(Interface dataset entries)
========
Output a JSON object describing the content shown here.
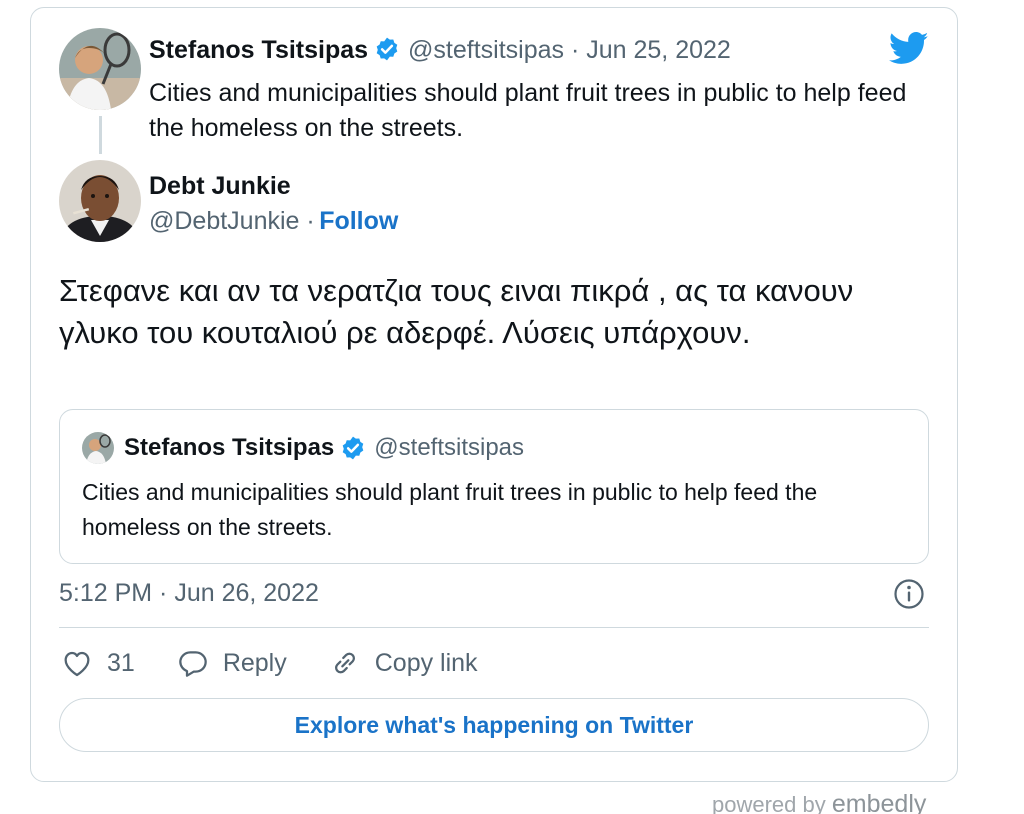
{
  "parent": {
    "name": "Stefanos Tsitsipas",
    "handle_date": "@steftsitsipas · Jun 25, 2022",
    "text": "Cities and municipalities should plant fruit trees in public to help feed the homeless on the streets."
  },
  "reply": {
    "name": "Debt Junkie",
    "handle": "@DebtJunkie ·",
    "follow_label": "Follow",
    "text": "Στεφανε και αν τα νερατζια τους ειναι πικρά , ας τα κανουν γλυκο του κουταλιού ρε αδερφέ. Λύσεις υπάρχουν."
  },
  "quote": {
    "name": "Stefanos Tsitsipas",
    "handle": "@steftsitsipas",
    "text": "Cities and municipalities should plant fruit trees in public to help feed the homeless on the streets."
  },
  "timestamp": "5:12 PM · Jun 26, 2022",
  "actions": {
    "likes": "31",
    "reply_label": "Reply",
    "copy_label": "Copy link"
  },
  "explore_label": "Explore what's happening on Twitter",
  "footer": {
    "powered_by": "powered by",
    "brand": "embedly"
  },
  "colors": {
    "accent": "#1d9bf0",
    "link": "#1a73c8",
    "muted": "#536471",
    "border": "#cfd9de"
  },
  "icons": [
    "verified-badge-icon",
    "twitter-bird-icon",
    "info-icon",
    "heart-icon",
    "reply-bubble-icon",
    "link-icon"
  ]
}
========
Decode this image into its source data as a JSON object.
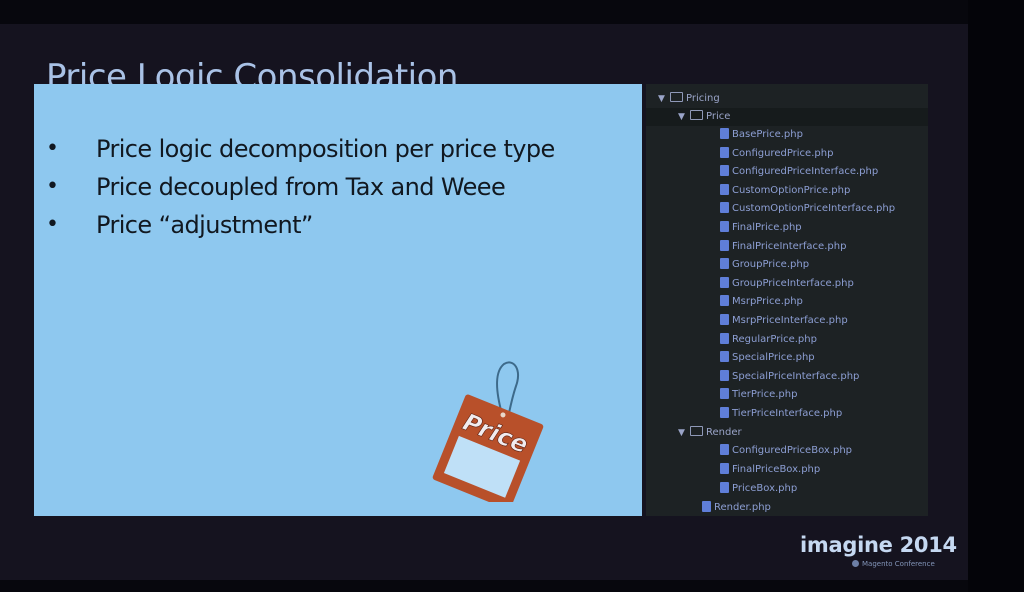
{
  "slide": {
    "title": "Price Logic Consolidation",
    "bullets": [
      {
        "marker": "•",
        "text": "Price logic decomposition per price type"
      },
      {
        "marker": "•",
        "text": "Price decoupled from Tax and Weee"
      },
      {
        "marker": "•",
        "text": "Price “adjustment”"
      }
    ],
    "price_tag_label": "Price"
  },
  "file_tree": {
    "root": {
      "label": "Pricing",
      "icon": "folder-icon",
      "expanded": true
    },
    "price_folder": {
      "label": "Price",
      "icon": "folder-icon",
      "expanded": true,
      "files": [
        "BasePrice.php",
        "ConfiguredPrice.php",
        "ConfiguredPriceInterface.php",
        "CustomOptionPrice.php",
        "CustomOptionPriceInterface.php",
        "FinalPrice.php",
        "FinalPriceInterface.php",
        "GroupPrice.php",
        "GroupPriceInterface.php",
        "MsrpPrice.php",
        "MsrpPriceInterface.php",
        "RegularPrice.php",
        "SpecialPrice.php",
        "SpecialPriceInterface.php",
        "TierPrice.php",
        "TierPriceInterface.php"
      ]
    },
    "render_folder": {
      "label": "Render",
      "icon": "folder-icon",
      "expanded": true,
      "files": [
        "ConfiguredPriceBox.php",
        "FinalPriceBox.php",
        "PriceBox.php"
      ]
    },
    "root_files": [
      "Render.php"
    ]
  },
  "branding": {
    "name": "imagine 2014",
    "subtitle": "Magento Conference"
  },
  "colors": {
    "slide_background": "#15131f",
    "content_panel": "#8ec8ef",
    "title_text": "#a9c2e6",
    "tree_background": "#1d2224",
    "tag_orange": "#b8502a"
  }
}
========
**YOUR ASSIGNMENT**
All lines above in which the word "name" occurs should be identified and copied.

**OUTPUT**
    "name": "Stefanos Tsitsipas",
    "name": "Debt Junkie",
    "name": "Stefanos Tsitsipas",
    "name": "imagine 2014",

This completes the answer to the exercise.